_Task objective_: Every entry must appear in the answer exactly as it does here.

[Records from a dataset]
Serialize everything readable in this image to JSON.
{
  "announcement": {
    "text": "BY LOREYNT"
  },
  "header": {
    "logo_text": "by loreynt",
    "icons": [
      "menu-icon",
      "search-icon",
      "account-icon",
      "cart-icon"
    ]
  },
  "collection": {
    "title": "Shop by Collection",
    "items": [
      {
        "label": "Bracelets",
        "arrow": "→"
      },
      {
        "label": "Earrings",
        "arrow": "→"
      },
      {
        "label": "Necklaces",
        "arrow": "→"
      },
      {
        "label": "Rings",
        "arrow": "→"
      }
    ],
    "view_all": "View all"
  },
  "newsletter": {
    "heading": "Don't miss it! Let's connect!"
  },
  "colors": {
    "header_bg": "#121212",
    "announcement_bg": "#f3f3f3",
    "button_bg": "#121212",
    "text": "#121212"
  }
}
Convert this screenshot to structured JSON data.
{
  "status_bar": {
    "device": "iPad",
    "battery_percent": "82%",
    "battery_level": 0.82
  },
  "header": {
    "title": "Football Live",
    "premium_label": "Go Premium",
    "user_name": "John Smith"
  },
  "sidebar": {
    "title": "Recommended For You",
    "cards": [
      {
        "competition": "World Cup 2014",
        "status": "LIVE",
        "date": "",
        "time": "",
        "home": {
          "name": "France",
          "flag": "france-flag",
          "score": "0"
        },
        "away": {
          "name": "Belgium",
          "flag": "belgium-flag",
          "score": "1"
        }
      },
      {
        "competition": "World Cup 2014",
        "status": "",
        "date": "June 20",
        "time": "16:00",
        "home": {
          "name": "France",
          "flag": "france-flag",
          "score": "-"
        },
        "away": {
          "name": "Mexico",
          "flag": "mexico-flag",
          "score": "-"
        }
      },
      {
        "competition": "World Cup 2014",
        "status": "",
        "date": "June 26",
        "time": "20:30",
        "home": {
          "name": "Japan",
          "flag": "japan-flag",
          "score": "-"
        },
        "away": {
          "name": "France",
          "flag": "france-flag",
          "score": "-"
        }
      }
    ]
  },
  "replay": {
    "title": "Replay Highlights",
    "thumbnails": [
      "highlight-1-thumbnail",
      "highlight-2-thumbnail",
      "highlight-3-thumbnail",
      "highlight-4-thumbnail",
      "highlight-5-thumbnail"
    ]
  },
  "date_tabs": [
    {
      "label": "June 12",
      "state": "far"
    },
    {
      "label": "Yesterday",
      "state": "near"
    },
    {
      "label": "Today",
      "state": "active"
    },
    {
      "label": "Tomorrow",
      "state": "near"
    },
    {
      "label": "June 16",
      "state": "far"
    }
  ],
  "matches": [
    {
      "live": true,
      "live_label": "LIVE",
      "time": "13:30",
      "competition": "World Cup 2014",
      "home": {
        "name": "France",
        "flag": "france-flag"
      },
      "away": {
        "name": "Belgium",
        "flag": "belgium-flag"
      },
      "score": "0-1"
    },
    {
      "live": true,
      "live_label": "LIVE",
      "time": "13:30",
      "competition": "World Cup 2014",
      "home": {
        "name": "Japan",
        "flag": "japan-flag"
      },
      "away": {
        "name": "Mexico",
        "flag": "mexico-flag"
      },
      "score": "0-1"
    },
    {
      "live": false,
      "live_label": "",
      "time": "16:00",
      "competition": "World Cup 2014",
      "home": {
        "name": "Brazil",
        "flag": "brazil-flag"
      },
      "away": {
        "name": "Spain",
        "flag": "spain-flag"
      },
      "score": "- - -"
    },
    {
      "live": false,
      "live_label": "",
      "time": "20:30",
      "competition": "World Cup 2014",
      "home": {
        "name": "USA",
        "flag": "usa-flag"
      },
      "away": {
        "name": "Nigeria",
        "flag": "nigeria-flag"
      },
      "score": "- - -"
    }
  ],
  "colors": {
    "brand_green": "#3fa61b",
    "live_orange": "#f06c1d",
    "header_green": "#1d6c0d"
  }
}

_Worked solution_:
Serialize everything readable in this image to JSON.
{
  "announcement": {
    "text": "BY LOREYNT"
  },
  "header": {
    "logo_text": "by loreynt",
    "icons": [
      "menu-icon",
      "search-icon",
      "account-icon",
      "cart-icon"
    ]
  },
  "collection": {
    "title": "Shop by Collection",
    "items": [
      {
        "label": "Bracelets",
        "arrow": "→"
      },
      {
        "label": "Earrings",
        "arrow": "→"
      },
      {
        "label": "Necklaces",
        "arrow": "→"
      },
      {
        "label": "Rings",
        "arrow": "→"
      }
    ],
    "view_all": "View all"
  },
  "newsletter": {
    "heading": "Don't miss it! Let's connect!"
  },
  "colors": {
    "header_bg": "#121212",
    "announcement_bg": "#f3f3f3",
    "button_bg": "#121212",
    "text": "#121212"
  }
}
Convert this screenshot to structured JSON data.
{
  "status_bar": {
    "device": "iPad",
    "battery_percent": "82%",
    "battery_level": 0.82
  },
  "header": {
    "title": "Football Live",
    "premium_label": "Go Premium",
    "user_name": "John Smith"
  },
  "sidebar": {
    "title": "Recommended For You",
    "cards": [
      {
        "competition": "World Cup 2014",
        "status": "LIVE",
        "date": "",
        "time": "",
        "home": {
          "name": "France",
          "flag": "france-flag",
          "score": "0"
        },
        "away": {
          "name": "Belgium",
          "flag": "belgium-flag",
          "score": "1"
        }
      },
      {
        "competition": "World Cup 2014",
        "status": "",
        "date": "June 20",
        "time": "16:00",
        "home": {
          "name": "France",
          "flag": "france-flag",
          "score": "-"
        },
        "away": {
          "name": "Mexico",
          "flag": "mexico-flag",
          "score": "-"
        }
      },
      {
        "competition": "World Cup 2014",
        "status": "",
        "date": "June 26",
        "time": "20:30",
        "home": {
          "name": "Japan",
          "flag": "japan-flag",
          "score": "-"
        },
        "away": {
          "name": "France",
          "flag": "france-flag",
          "score": "-"
        }
      }
    ]
  },
  "replay": {
    "title": "Replay Highlights",
    "thumbnails": [
      "highlight-1-thumbnail",
      "highlight-2-thumbnail",
      "highlight-3-thumbnail",
      "highlight-4-thumbnail",
      "highlight-5-thumbnail"
    ]
  },
  "date_tabs": [
    {
      "label": "June 12",
      "state": "far"
    },
    {
      "label": "Yesterday",
      "state": "near"
    },
    {
      "label": "Today",
      "state": "active"
    },
    {
      "label": "Tomorrow",
      "state": "near"
    },
    {
      "label": "June 16",
      "state": "far"
    }
  ],
  "matches": [
    {
      "live": true,
      "live_label": "LIVE",
      "time": "13:30",
      "competition": "World Cup 2014",
      "home": {
        "name": "France",
        "flag": "france-flag"
      },
      "away": {
        "name": "Belgium",
        "flag": "belgium-flag"
      },
      "score": "0-1"
    },
    {
      "live": true,
      "live_label": "LIVE",
      "time": "13:30",
      "competition": "World Cup 2014",
      "home": {
        "name": "Japan",
        "flag": "japan-flag"
      },
      "away": {
        "name": "Mexico",
        "flag": "mexico-flag"
      },
      "score": "0-1"
    },
    {
      "live": false,
      "live_label": "",
      "time": "16:00",
      "competition": "World Cup 2014",
      "home": {
        "name": "Brazil",
        "flag": "brazil-flag"
      },
      "away": {
        "name": "Spain",
        "flag": "spain-flag"
      },
      "score": "- - -"
    },
    {
      "live": false,
      "live_label": "",
      "time": "20:30",
      "competition": "World Cup 2014",
      "home": {
        "name": "USA",
        "flag": "usa-flag"
      },
      "away": {
        "name": "Nigeria",
        "flag": "nigeria-flag"
      },
      "score": "- - -"
    }
  ],
  "colors": {
    "brand_green": "#3fa61b",
    "live_orange": "#f06c1d",
    "header_green": "#1d6c0d"
  }
}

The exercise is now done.